» **ACTIVITY**
The reply must return each line of the data exactly.

┌─ SUPPLIED ENTRIES

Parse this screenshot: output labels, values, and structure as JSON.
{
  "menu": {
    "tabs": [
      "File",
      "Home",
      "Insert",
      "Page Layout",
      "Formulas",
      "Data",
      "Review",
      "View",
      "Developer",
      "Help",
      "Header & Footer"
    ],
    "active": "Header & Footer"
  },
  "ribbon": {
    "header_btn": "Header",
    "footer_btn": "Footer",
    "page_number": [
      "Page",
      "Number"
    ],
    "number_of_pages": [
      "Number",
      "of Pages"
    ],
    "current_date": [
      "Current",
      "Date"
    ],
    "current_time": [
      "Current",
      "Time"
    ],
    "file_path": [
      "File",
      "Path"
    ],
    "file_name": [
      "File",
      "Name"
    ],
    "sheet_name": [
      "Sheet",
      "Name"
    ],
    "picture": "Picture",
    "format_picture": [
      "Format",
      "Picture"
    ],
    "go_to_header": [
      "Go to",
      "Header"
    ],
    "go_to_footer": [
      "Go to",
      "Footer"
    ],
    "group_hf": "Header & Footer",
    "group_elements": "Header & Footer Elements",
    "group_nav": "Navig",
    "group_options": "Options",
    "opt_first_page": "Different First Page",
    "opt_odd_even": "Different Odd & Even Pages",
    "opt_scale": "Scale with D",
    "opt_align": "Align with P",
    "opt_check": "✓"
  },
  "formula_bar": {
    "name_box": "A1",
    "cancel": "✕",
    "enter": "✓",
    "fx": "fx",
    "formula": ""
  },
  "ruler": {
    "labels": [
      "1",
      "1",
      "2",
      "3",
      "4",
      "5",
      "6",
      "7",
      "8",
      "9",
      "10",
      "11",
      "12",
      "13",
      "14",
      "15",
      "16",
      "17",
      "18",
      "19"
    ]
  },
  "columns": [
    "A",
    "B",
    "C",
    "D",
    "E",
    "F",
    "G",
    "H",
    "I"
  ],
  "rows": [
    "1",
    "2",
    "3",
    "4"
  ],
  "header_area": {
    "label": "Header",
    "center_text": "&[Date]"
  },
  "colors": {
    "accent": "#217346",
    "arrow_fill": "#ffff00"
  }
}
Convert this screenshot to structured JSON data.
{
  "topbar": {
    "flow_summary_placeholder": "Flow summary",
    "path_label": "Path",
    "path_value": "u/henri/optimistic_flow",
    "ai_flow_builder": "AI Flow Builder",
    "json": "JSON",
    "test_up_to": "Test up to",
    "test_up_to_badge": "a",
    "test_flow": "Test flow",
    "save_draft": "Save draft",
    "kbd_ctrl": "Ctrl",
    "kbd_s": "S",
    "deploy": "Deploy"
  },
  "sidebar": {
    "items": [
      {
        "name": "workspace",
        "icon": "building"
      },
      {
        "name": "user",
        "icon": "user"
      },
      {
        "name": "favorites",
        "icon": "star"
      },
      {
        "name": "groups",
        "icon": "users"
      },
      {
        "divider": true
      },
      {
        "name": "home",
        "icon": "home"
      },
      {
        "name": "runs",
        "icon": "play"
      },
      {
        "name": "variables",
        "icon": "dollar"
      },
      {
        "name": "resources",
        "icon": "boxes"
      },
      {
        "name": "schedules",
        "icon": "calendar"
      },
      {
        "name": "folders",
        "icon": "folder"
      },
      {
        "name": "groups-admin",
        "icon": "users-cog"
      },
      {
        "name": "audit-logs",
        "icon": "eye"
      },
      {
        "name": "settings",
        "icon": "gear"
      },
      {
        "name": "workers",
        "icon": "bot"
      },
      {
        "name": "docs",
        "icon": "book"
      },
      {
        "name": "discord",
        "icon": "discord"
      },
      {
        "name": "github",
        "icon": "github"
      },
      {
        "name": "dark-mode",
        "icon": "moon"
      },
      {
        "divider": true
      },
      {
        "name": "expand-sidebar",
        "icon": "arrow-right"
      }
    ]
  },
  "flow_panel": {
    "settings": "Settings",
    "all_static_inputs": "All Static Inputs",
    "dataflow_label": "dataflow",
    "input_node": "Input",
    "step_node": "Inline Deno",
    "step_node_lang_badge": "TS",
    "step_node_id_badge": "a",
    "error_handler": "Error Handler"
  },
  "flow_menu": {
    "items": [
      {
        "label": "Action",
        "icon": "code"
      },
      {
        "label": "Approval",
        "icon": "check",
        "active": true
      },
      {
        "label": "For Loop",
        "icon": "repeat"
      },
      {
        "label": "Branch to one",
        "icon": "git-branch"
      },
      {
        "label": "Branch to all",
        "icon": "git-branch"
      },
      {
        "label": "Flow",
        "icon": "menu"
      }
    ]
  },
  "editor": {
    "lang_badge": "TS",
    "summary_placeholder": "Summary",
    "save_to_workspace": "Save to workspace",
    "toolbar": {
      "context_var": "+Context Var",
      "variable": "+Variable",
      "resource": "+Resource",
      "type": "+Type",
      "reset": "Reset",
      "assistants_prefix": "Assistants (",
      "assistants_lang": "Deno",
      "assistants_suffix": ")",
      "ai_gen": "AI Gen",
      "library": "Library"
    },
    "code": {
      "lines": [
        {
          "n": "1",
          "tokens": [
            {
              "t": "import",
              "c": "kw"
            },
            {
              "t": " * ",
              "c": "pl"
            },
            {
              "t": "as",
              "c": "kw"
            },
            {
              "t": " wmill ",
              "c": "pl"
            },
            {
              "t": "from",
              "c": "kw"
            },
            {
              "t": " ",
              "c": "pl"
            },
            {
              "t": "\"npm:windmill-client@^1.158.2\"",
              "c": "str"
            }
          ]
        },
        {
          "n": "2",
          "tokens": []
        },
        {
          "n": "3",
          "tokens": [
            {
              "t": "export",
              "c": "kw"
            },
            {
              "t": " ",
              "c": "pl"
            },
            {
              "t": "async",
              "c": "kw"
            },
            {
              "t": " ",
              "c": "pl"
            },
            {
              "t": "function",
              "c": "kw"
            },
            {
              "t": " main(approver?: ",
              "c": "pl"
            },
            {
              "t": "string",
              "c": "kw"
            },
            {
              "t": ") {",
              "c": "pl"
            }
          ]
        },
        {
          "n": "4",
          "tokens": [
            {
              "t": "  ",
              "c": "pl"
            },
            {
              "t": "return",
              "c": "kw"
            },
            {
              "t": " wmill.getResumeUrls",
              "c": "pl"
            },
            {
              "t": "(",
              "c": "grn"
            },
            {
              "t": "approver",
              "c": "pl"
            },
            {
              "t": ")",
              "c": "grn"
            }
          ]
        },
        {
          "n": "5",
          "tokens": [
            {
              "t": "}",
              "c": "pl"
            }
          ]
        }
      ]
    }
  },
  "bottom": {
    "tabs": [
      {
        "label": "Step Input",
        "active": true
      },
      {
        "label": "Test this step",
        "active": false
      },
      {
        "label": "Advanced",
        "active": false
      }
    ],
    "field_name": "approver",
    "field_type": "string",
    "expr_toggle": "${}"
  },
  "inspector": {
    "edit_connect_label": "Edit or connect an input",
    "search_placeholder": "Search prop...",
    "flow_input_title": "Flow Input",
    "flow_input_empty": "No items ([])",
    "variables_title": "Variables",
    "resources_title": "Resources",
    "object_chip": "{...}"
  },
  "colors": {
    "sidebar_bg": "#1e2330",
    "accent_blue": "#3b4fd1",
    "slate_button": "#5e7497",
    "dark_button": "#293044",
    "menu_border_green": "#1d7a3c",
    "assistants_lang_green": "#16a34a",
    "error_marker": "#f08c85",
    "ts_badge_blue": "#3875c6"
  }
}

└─

» **ANSWER FOR THIS EXERCISE**
Parse this screenshot: output labels, values, and structure as JSON.
{
  "menu": {
    "tabs": [
      "File",
      "Home",
      "Insert",
      "Page Layout",
      "Formulas",
      "Data",
      "Review",
      "View",
      "Developer",
      "Help",
      "Header & Footer"
    ],
    "active": "Header & Footer"
  },
  "ribbon": {
    "header_btn": "Header",
    "footer_btn": "Footer",
    "page_number": [
      "Page",
      "Number"
    ],
    "number_of_pages": [
      "Number",
      "of Pages"
    ],
    "current_date": [
      "Current",
      "Date"
    ],
    "current_time": [
      "Current",
      "Time"
    ],
    "file_path": [
      "File",
      "Path"
    ],
    "file_name": [
      "File",
      "Name"
    ],
    "sheet_name": [
      "Sheet",
      "Name"
    ],
    "picture": "Picture",
    "format_picture": [
      "Format",
      "Picture"
    ],
    "go_to_header": [
      "Go to",
      "Header"
    ],
    "go_to_footer": [
      "Go to",
      "Footer"
    ],
    "group_hf": "Header & Footer",
    "group_elements": "Header & Footer Elements",
    "group_nav": "Navig",
    "group_options": "Options",
    "opt_first_page": "Different First Page",
    "opt_odd_even": "Different Odd & Even Pages",
    "opt_scale": "Scale with D",
    "opt_align": "Align with P",
    "opt_check": "✓"
  },
  "formula_bar": {
    "name_box": "A1",
    "cancel": "✕",
    "enter": "✓",
    "fx": "fx",
    "formula": ""
  },
  "ruler": {
    "labels": [
      "1",
      "1",
      "2",
      "3",
      "4",
      "5",
      "6",
      "7",
      "8",
      "9",
      "10",
      "11",
      "12",
      "13",
      "14",
      "15",
      "16",
      "17",
      "18",
      "19"
    ]
  },
  "columns": [
    "A",
    "B",
    "C",
    "D",
    "E",
    "F",
    "G",
    "H",
    "I"
  ],
  "rows": [
    "1",
    "2",
    "3",
    "4"
  ],
  "header_area": {
    "label": "Header",
    "center_text": "&[Date]"
  },
  "colors": {
    "accent": "#217346",
    "arrow_fill": "#ffff00"
  }
}
Convert this screenshot to structured JSON data.
{
  "topbar": {
    "flow_summary_placeholder": "Flow summary",
    "path_label": "Path",
    "path_value": "u/henri/optimistic_flow",
    "ai_flow_builder": "AI Flow Builder",
    "json": "JSON",
    "test_up_to": "Test up to",
    "test_up_to_badge": "a",
    "test_flow": "Test flow",
    "save_draft": "Save draft",
    "kbd_ctrl": "Ctrl",
    "kbd_s": "S",
    "deploy": "Deploy"
  },
  "sidebar": {
    "items": [
      {
        "name": "workspace",
        "icon": "building"
      },
      {
        "name": "user",
        "icon": "user"
      },
      {
        "name": "favorites",
        "icon": "star"
      },
      {
        "name": "groups",
        "icon": "users"
      },
      {
        "divider": true
      },
      {
        "name": "home",
        "icon": "home"
      },
      {
        "name": "runs",
        "icon": "play"
      },
      {
        "name": "variables",
        "icon": "dollar"
      },
      {
        "name": "resources",
        "icon": "boxes"
      },
      {
        "name": "schedules",
        "icon": "calendar"
      },
      {
        "name": "folders",
        "icon": "folder"
      },
      {
        "name": "groups-admin",
        "icon": "users-cog"
      },
      {
        "name": "audit-logs",
        "icon": "eye"
      },
      {
        "name": "settings",
        "icon": "gear"
      },
      {
        "name": "workers",
        "icon": "bot"
      },
      {
        "name": "docs",
        "icon": "book"
      },
      {
        "name": "discord",
        "icon": "discord"
      },
      {
        "name": "github",
        "icon": "github"
      },
      {
        "name": "dark-mode",
        "icon": "moon"
      },
      {
        "divider": true
      },
      {
        "name": "expand-sidebar",
        "icon": "arrow-right"
      }
    ]
  },
  "flow_panel": {
    "settings": "Settings",
    "all_static_inputs": "All Static Inputs",
    "dataflow_label": "dataflow",
    "input_node": "Input",
    "step_node": "Inline Deno",
    "step_node_lang_badge": "TS",
    "step_node_id_badge": "a",
    "error_handler": "Error Handler"
  },
  "flow_menu": {
    "items": [
      {
        "label": "Action",
        "icon": "code"
      },
      {
        "label": "Approval",
        "icon": "check",
        "active": true
      },
      {
        "label": "For Loop",
        "icon": "repeat"
      },
      {
        "label": "Branch to one",
        "icon": "git-branch"
      },
      {
        "label": "Branch to all",
        "icon": "git-branch"
      },
      {
        "label": "Flow",
        "icon": "menu"
      }
    ]
  },
  "editor": {
    "lang_badge": "TS",
    "summary_placeholder": "Summary",
    "save_to_workspace": "Save to workspace",
    "toolbar": {
      "context_var": "+Context Var",
      "variable": "+Variable",
      "resource": "+Resource",
      "type": "+Type",
      "reset": "Reset",
      "assistants_prefix": "Assistants (",
      "assistants_lang": "Deno",
      "assistants_suffix": ")",
      "ai_gen": "AI Gen",
      "library": "Library"
    },
    "code": {
      "lines": [
        {
          "n": "1",
          "tokens": [
            {
              "t": "import",
              "c": "kw"
            },
            {
              "t": " * ",
              "c": "pl"
            },
            {
              "t": "as",
              "c": "kw"
            },
            {
              "t": " wmill ",
              "c": "pl"
            },
            {
              "t": "from",
              "c": "kw"
            },
            {
              "t": " ",
              "c": "pl"
            },
            {
              "t": "\"npm:windmill-client@^1.158.2\"",
              "c": "str"
            }
          ]
        },
        {
          "n": "2",
          "tokens": []
        },
        {
          "n": "3",
          "tokens": [
            {
              "t": "export",
              "c": "kw"
            },
            {
              "t": " ",
              "c": "pl"
            },
            {
              "t": "async",
              "c": "kw"
            },
            {
              "t": " ",
              "c": "pl"
            },
            {
              "t": "function",
              "c": "kw"
            },
            {
              "t": " main(approver?: ",
              "c": "pl"
            },
            {
              "t": "string",
              "c": "kw"
            },
            {
              "t": ") {",
              "c": "pl"
            }
          ]
        },
        {
          "n": "4",
          "tokens": [
            {
              "t": "  ",
              "c": "pl"
            },
            {
              "t": "return",
              "c": "kw"
            },
            {
              "t": " wmill.getResumeUrls",
              "c": "pl"
            },
            {
              "t": "(",
              "c": "grn"
            },
            {
              "t": "approver",
              "c": "pl"
            },
            {
              "t": ")",
              "c": "grn"
            }
          ]
        },
        {
          "n": "5",
          "tokens": [
            {
              "t": "}",
              "c": "pl"
            }
          ]
        }
      ]
    }
  },
  "bottom": {
    "tabs": [
      {
        "label": "Step Input",
        "active": true
      },
      {
        "label": "Test this step",
        "active": false
      },
      {
        "label": "Advanced",
        "active": false
      }
    ],
    "field_name": "approver",
    "field_type": "string",
    "expr_toggle": "${}"
  },
  "inspector": {
    "edit_connect_label": "Edit or connect an input",
    "search_placeholder": "Search prop...",
    "flow_input_title": "Flow Input",
    "flow_input_empty": "No items ([])",
    "variables_title": "Variables",
    "resources_title": "Resources",
    "object_chip": "{...}"
  },
  "colors": {
    "sidebar_bg": "#1e2330",
    "accent_blue": "#3b4fd1",
    "slate_button": "#5e7497",
    "dark_button": "#293044",
    "menu_border_green": "#1d7a3c",
    "assistants_lang_green": "#16a34a",
    "error_marker": "#f08c85",
    "ts_badge_blue": "#3875c6"
  }
}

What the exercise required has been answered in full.